Sharing these videos with children is a fantastic way of them delving deeper into texts, and ultimately, connecting the books they read with the authors who write them, and who knows, maybe inspiring them to become an author themselves. After World Book Day is over, why not keep up momentum by booking a virtual author visit?
The One Education Reading Award is full to the brim of resources to support you develop reading for pleasure in your school. The Reading Award supports you to enhance your whole school reading provision to build engagement and help children to become resilient readers who love reading.
With over 250 resources, including this Reading for Pleasure Ideas Bank, plus research-led accreditation criteria and expert support, the Reading Award is a fantastic way to prioritise reading in your setting. If you would like more information about the Reading Award, please contact me at email@example.com.
We know that Reading is a huge priority for many schools at the moment. With that in mind, we are running our popular Early Reading and Phonics in A Reading Rich Curriculum course on the 5th March and 29th April. This two-day online course will explore the importance of early reading and phonics in a ‘Reading Rich’ curriculum that values the importance of reading as a crucial life skill. It will explore key subject knowledge and a wide range of strategies for early reading across every area of the curriculum, including a key focus on reading for pleasure. To book your place please visit our Training Courses page.

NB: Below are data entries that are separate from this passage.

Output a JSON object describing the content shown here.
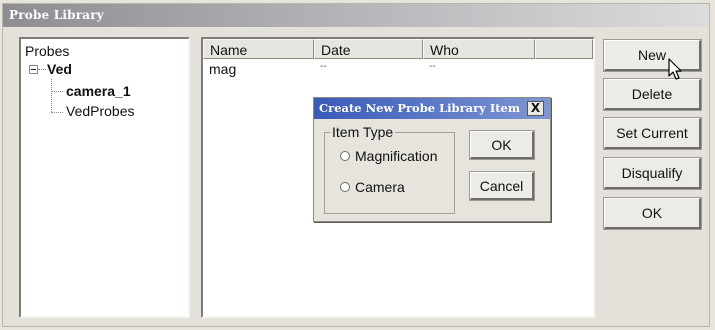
{
  "window": {
    "title": "Probe Library"
  },
  "tree": {
    "root": "Probes",
    "group": "Ved",
    "items": [
      "camera_1",
      "VedProbes"
    ],
    "selected": "camera_1"
  },
  "list": {
    "columns": [
      "Name",
      "Date",
      "Who",
      ""
    ],
    "rows": [
      {
        "name": "mag",
        "date": "--",
        "who": "--"
      }
    ]
  },
  "buttons": {
    "new": "New",
    "delete": "Delete",
    "set_current": "Set Current",
    "disqualify": "Disqualify",
    "ok": "OK"
  },
  "dialog": {
    "title": "Create New Probe Library Item",
    "close": "X",
    "group_label": "Item Type",
    "options": [
      "Magnification",
      "Camera"
    ],
    "ok": "OK",
    "cancel": "Cancel"
  },
  "icons": {
    "cursor": "arrow-pointer-icon",
    "expander": "tree-collapse-icon"
  }
}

But, as always, the most important way to celebrate World Book Day is to read books! Read, read and read some more! Make sure your pupils see you read and give them as many chances to read as possible. Books aren’t just for World Book Day, we need to celebrate them every day!